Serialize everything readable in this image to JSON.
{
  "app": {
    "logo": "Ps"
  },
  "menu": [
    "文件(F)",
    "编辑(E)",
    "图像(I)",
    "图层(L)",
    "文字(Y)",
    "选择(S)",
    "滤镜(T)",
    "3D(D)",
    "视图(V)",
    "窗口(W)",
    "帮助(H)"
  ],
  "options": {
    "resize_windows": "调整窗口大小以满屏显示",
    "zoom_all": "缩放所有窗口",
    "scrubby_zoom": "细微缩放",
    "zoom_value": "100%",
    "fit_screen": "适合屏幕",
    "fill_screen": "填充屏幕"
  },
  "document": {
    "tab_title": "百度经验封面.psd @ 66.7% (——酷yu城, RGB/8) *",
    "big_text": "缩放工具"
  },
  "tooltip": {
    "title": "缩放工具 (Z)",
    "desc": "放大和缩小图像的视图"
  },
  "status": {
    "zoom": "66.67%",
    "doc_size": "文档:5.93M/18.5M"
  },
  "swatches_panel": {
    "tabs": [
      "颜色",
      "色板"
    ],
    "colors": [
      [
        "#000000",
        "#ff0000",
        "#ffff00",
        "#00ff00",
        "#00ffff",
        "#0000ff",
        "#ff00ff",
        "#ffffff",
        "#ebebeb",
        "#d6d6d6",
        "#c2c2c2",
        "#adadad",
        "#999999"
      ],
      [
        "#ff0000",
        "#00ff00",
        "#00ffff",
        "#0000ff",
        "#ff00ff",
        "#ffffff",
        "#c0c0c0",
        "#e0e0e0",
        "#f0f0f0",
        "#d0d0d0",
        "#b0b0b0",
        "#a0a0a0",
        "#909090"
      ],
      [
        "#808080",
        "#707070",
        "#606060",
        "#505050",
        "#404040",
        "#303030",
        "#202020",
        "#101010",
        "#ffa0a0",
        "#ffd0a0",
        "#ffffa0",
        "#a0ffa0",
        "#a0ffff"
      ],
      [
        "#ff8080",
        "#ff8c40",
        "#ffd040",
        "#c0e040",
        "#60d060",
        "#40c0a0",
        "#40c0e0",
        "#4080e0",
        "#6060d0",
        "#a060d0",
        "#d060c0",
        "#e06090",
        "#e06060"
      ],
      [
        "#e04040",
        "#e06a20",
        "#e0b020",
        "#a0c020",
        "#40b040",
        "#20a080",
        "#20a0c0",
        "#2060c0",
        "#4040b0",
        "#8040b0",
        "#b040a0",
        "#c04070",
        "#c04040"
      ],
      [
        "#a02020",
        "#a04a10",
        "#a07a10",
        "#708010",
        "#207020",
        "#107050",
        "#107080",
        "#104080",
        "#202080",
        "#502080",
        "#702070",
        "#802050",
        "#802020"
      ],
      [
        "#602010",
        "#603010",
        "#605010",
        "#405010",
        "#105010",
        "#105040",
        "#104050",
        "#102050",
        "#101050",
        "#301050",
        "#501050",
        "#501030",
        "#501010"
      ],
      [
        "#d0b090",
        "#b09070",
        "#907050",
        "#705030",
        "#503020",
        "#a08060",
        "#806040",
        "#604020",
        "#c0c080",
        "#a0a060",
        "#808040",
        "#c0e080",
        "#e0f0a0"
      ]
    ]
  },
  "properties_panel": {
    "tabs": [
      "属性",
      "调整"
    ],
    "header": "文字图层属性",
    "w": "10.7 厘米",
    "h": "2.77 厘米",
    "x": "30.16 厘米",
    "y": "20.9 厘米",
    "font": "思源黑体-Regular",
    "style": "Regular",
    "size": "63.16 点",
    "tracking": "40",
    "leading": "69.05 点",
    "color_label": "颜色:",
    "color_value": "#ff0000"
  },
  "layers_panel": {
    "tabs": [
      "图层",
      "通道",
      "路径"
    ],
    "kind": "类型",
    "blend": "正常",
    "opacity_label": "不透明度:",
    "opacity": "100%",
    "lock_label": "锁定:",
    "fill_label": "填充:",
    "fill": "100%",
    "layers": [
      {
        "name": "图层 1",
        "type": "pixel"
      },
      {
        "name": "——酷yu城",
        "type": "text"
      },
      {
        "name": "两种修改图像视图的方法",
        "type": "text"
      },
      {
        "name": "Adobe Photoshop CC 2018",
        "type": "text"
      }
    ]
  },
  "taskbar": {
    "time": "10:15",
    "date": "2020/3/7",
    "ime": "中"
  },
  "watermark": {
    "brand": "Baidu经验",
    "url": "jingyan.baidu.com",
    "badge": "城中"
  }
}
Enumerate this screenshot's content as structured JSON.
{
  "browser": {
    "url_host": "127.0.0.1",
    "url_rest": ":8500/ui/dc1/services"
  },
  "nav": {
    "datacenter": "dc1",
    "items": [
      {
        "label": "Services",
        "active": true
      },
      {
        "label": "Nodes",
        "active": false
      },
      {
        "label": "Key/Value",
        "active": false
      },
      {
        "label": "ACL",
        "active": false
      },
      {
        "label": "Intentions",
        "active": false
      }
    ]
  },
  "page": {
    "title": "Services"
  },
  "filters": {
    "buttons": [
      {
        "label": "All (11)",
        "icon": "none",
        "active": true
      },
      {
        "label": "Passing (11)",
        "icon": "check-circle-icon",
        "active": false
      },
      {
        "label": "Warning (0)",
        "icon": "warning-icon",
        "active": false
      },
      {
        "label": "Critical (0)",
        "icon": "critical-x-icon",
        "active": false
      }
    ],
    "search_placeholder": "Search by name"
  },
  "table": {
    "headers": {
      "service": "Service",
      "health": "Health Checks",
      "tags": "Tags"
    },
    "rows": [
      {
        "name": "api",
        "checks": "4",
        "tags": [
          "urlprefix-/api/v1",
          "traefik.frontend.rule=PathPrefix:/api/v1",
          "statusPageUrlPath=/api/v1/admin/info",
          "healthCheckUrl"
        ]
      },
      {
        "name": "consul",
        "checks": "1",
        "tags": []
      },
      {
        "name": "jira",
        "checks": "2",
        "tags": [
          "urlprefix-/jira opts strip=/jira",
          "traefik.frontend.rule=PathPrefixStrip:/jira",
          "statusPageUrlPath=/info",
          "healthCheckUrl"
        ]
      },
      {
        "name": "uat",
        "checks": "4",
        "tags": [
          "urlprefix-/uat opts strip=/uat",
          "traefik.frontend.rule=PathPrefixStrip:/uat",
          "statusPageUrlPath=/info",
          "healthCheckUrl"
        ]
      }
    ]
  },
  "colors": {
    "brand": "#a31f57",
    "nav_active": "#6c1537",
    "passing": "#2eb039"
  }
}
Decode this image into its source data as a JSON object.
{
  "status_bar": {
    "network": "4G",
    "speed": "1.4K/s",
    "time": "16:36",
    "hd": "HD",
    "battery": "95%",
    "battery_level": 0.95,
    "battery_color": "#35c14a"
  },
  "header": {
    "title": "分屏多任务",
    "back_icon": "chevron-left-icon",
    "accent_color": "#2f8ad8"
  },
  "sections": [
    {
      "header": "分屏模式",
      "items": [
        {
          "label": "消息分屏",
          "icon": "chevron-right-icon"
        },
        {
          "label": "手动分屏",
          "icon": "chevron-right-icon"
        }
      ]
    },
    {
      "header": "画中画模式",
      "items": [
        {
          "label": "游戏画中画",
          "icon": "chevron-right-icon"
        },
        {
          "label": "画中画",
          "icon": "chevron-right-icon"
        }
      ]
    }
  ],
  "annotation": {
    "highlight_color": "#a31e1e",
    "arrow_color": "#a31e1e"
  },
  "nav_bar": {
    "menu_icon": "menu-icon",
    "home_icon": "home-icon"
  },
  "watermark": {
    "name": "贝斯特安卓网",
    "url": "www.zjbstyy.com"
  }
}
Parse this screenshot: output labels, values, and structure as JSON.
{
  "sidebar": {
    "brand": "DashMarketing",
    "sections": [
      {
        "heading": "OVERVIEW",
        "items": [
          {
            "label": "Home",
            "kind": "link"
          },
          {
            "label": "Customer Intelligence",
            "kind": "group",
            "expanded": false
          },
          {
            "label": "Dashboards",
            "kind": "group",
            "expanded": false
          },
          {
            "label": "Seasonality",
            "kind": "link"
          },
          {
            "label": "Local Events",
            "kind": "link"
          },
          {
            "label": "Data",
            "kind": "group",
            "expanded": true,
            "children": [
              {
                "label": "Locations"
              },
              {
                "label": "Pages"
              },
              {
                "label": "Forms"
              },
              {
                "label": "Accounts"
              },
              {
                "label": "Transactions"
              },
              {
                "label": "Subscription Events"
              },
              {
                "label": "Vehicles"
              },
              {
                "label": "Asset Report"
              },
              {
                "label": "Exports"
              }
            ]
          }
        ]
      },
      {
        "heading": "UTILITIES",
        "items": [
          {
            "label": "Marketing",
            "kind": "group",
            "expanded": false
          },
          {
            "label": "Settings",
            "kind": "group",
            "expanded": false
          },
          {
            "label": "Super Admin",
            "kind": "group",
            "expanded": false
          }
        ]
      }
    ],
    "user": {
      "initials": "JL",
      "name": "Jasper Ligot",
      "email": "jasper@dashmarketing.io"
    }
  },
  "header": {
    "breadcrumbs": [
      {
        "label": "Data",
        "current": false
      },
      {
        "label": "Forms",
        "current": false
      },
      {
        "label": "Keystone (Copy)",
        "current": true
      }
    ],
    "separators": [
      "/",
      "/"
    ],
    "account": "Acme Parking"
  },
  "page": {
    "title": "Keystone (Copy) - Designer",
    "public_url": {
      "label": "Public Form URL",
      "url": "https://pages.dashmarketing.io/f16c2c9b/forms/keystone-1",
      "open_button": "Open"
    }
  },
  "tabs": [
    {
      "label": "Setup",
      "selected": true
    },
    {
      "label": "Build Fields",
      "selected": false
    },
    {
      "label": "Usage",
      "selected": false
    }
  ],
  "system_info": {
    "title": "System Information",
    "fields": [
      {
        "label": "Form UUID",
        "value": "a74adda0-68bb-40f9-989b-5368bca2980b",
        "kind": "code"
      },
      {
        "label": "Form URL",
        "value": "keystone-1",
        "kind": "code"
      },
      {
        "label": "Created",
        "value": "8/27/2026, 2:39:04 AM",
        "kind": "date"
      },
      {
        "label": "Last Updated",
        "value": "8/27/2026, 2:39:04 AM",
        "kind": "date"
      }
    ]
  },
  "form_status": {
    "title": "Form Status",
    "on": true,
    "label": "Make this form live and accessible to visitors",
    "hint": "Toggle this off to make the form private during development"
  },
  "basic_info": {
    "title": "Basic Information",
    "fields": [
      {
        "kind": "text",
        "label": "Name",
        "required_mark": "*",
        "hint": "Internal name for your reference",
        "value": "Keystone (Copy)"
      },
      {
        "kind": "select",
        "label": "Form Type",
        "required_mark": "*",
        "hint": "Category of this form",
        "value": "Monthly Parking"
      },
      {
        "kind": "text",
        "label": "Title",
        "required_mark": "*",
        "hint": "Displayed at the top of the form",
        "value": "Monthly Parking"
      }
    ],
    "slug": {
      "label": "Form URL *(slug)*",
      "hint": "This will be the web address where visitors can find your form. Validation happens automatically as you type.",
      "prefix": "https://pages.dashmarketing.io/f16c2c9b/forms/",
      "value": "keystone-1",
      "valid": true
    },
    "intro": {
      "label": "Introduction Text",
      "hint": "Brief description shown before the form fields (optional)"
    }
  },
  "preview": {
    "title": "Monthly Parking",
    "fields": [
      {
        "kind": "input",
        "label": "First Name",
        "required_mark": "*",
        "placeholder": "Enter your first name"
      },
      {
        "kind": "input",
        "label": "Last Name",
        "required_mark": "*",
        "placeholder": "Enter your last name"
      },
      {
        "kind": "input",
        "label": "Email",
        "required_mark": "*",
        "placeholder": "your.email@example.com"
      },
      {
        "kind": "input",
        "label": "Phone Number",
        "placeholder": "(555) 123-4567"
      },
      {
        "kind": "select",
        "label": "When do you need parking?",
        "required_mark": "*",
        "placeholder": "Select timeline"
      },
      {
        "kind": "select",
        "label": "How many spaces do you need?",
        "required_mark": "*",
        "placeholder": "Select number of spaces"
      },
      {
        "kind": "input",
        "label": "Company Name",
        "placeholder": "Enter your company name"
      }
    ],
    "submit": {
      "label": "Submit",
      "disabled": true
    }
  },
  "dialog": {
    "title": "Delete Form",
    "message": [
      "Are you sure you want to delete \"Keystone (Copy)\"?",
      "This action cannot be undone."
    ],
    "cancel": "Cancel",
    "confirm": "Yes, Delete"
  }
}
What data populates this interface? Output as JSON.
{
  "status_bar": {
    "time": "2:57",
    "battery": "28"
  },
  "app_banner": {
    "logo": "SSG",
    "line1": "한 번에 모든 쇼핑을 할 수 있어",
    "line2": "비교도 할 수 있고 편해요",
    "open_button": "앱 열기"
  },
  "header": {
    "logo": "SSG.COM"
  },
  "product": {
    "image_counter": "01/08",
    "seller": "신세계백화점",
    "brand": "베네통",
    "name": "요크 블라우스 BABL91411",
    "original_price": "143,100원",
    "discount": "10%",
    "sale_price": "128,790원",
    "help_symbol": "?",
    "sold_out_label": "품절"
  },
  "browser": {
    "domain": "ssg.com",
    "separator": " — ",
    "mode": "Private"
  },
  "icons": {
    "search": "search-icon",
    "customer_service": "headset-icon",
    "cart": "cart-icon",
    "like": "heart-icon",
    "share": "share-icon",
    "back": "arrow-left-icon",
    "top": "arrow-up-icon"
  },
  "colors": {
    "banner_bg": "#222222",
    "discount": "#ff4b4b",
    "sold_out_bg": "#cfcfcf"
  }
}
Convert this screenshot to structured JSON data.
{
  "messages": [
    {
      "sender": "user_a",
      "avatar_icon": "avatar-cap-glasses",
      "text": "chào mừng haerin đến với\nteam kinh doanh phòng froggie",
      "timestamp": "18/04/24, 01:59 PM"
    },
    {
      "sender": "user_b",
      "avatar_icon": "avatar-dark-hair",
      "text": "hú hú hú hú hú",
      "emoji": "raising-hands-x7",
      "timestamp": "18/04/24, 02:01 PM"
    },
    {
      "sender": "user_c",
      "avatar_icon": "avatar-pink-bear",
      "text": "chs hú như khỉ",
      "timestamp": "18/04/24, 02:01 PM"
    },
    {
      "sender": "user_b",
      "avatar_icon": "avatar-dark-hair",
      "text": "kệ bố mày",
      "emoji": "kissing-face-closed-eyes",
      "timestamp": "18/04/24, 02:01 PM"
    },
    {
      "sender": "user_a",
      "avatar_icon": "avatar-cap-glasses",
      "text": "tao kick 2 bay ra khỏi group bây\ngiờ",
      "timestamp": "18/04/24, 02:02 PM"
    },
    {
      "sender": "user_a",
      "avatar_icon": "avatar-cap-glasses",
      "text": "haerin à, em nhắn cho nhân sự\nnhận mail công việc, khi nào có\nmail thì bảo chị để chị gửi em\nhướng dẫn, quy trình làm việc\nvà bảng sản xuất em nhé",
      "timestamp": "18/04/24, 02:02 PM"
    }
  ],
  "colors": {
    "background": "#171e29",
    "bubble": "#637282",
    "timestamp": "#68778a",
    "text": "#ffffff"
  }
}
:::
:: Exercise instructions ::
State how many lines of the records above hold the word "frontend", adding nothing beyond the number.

:: Task answer ::
3